After that, we'd write it all down...pencil/pen and paper or laptop. Your choice! But then, we could even publish it on our blogspace for everyone including your mom, your dad, your grandma in North Dakota...or even President Obama! We'd squeeze in a good, long chunk of math in there and we'd kindle up a good book too! There you go, Spot! You've met all your standards. What? You don't even want recess? Okay, well...Spot. Let's call it a day anyway. We're both dismissed! Now that's what I call a 21st Century kinda day! I'll bet I could even let you off that leash! One more thing, Spot...those tests? Remember all the tests you used to take? Some day, some smart person or puppy will come up with a program that will evaluate your work as you produce it...yup, right there on your laptop! When that day comes, Spot, we'll both LAP it up!

Friday, February 6, 2009

Blending in!

Well, Spot, you are not an easy one to camouflage, but I do think you've reinvented yourself in a way that works! Honestly, if you've seen one 'Spot,' you've seen 'em all, right? Wrong! After you teach for a few minutes...oh, all right, a few years, you start to see patterns. You know, kids start to remind you of other kids you've had before. That little bit of attitude? Yeah...that was Christopher James from three years ago. That really sweet little girl, well usually, thankfully, they are always a part of every group. In fact there are many...boys and girls, really sweet kids.
There are the tiggers too, you know that type too. Those are the kids that live on a pair of springs and they need lots of room to move and operate too. I know a lot about those guys...I had my own home grown version to practice on! But the ones that often leave a lasting impression are not the ones that blend...but the ones that stand out. The kids with unusual quirks and memorable habits always stick to the memory, and not just mine, that's for sure.

Today the teacher on the street was watching while Junie made her way around with the other kids during learning lab. Junie is a really neat kid! She gets a LOT of help to organize herself and to keep her focused, but in the social arena, kids love her differences. She's safe...non-judgmental and the kids know it. Friday is game day, Sorry, Jenga, know. Junie loves to play board games. On Fridays, nobody cares about her differences, she's the same as everyone else. But. All the other kids, often the boys, want to play. The moment the bell rings, Junie snaps back into character and like Cinderella, she's off! Because, bells and schedules are what she's all about. If I go one second overtime at the end of the day, the alarm in Junie sounds and there's h%$ll to pay! Of course, she's any school kid's dream. She pushes the panic button, and the class knows they'll be dismissed on the spot (oops, sorry Spot!). 
Today Junie raced out at lunchtime and I found one of the many notes she always leaves behind:
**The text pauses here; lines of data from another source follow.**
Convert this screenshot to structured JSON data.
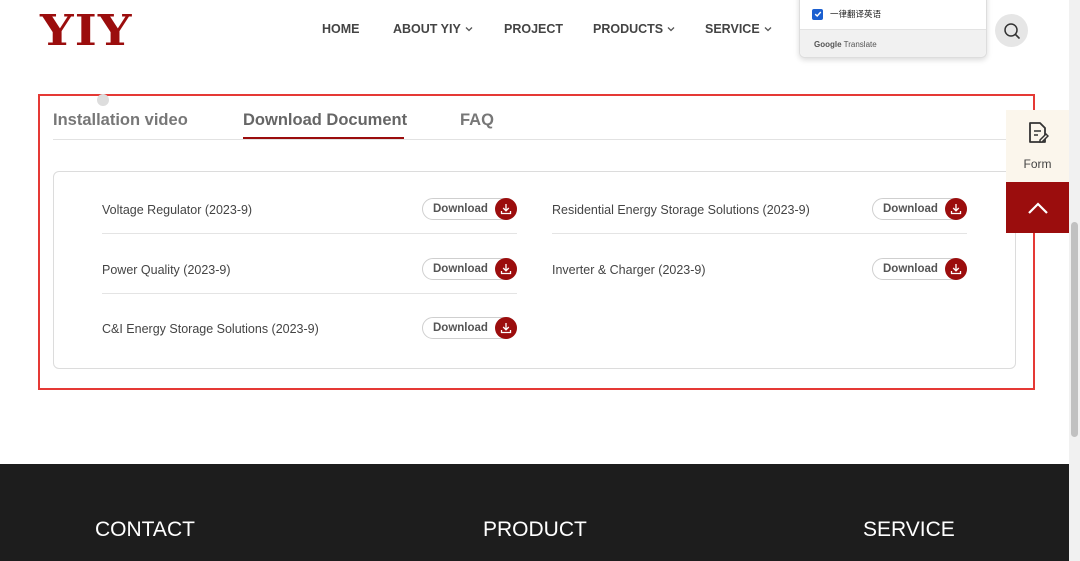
{
  "header": {
    "logo": "YIY",
    "nav": [
      {
        "label": "HOME",
        "dropdown": false
      },
      {
        "label": "ABOUT YIY",
        "dropdown": true
      },
      {
        "label": "PROJECT",
        "dropdown": false
      },
      {
        "label": "PRODUCTS",
        "dropdown": true
      },
      {
        "label": "SERVICE",
        "dropdown": true
      }
    ],
    "translate_popup": {
      "option_label": "一律翻译英语",
      "option_checked": true,
      "footer_brand": "Google",
      "footer_text": "Translate"
    },
    "search_icon": "search-icon"
  },
  "tabs": [
    {
      "label": "Installation video",
      "active": false
    },
    {
      "label": "Download Document",
      "active": true
    },
    {
      "label": "FAQ",
      "active": false
    }
  ],
  "documents": [
    {
      "title": "Voltage Regulator (2023-9)",
      "button": "Download"
    },
    {
      "title": "Residential Energy Storage Solutions (2023-9)",
      "button": "Download"
    },
    {
      "title": "Power Quality (2023-9)",
      "button": "Download"
    },
    {
      "title": "Inverter & Charger (2023-9)",
      "button": "Download"
    },
    {
      "title": "C&I Energy Storage Solutions (2023-9)",
      "button": "Download"
    }
  ],
  "floats": {
    "form_label": "Form",
    "form_icon": "document-edit-icon",
    "top_icon": "chevron-up-icon"
  },
  "footer": {
    "contact": "CONTACT",
    "product": "PRODUCT",
    "service": "SERVICE"
  },
  "colors": {
    "brand": "#9b0d0d",
    "highlight_border": "#e53935",
    "footer_bg": "#1d1d1d"
  }
}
Dear Presdient Obama,
Can we have recycling bins in every state? and congratulations on being our 44th president.
I was also thinking of using recyable notebooks.
P.S. Recycle my letter when done reading it!
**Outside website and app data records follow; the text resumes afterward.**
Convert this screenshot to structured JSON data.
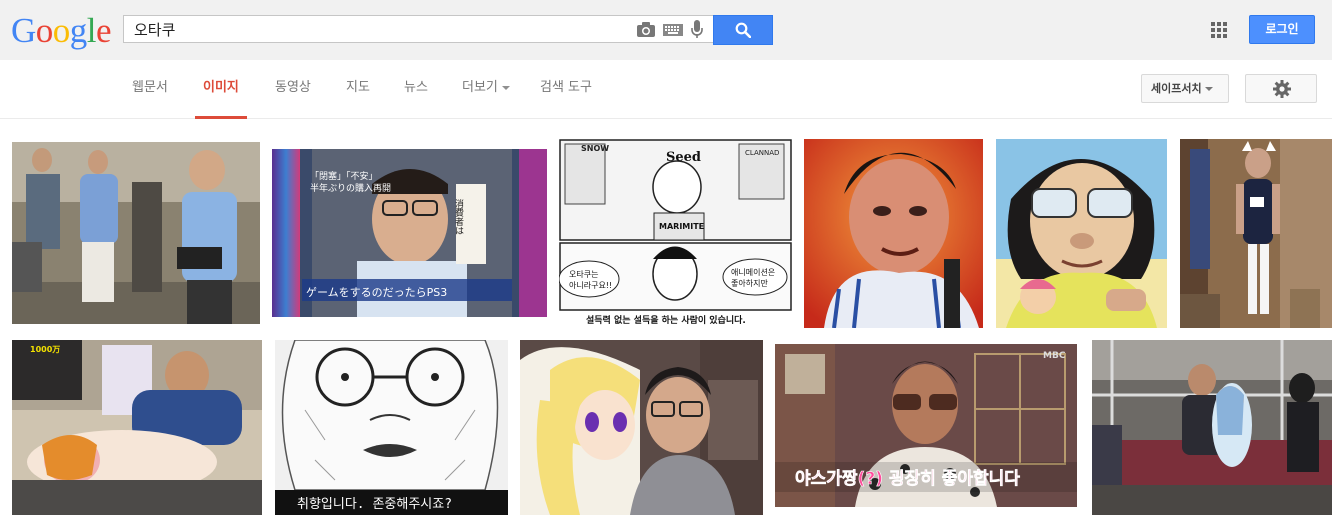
{
  "logo": [
    "G",
    "o",
    "o",
    "g",
    "l",
    "e"
  ],
  "logo_colors": [
    "#4285f4",
    "#ea4335",
    "#fbbc05",
    "#4285f4",
    "#34a853",
    "#ea4335"
  ],
  "search": {
    "value": "오타쿠"
  },
  "login_label": "로그인",
  "tabs": [
    {
      "label": "웹문서",
      "active": false
    },
    {
      "label": "이미지",
      "active": true
    },
    {
      "label": "동영상",
      "active": false
    },
    {
      "label": "지도",
      "active": false
    },
    {
      "label": "뉴스",
      "active": false
    },
    {
      "label": "더보기",
      "active": false,
      "dropdown": true
    },
    {
      "label": "검색 도구",
      "active": false
    }
  ],
  "safesearch_label": "세이프서치",
  "accent_color": "#dd4b39",
  "results": [
    {
      "id": "r1",
      "captions": []
    },
    {
      "id": "r2",
      "captions": [
        "「閉塞」「不安」",
        "半年ぶりの購入再開",
        "消費者は",
        "ゲームをするのだったらPS3"
      ]
    },
    {
      "id": "r3",
      "captions": [
        "SNOW",
        "Seed",
        "CLANNAD",
        "MARIMITE",
        "오타쿠는",
        "아니라구요!!",
        "애니메이션은",
        "좋아하지만",
        "설득력 없는 설득을 하는 사람이 있습니다."
      ]
    },
    {
      "id": "r4",
      "captions": []
    },
    {
      "id": "r5",
      "captions": []
    },
    {
      "id": "r6",
      "captions": []
    },
    {
      "id": "r7",
      "captions": [
        "1000万"
      ]
    },
    {
      "id": "r8",
      "captions": [
        "취향입니다. 존중해주시죠?"
      ]
    },
    {
      "id": "r9",
      "captions": []
    },
    {
      "id": "r10",
      "captions": [
        "MBC",
        "야스가짱(?) 굉장히 좋아합니다"
      ]
    },
    {
      "id": "r11",
      "captions": []
    }
  ]
}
You see my girl is the queen of the hasty recyclable letter. (Yesterday I got a recyclable birthday card and a hug, both of which 
came a minute or two after the bell! Junie is upbeat and positive, full of a zest for life I wish I could bottle and sell. But what's 
most important to know about Junie is all that she brings to my classroom. This diminutive outlier is always on, always paying 
attention and for every question I ask, she's always the first to raise her hand and answer a question...Junie style, sometimes from 
left-field, but many times right on target. The unpredictability leaves everyone wondering. But it also has us all plugging for her...
for in that little stutter, you just never know, there just may come a pearl of wisdom. At the end of the day today, when kids were 
packing up, Junie came up to me and said, "So you're coming to 10-'firty' mass right? Because, um...I'm getting my new rosary beads!" 
Well, I've been to basketball games, baseball games, boy and girl lacrosse games, birthday parties and even a Baptism...and Sunday, 
well Sunday, I'll go see Junie be awarded her brand-new rosary beads. Because these are the very special perks of the job! Happy Friday, Spot!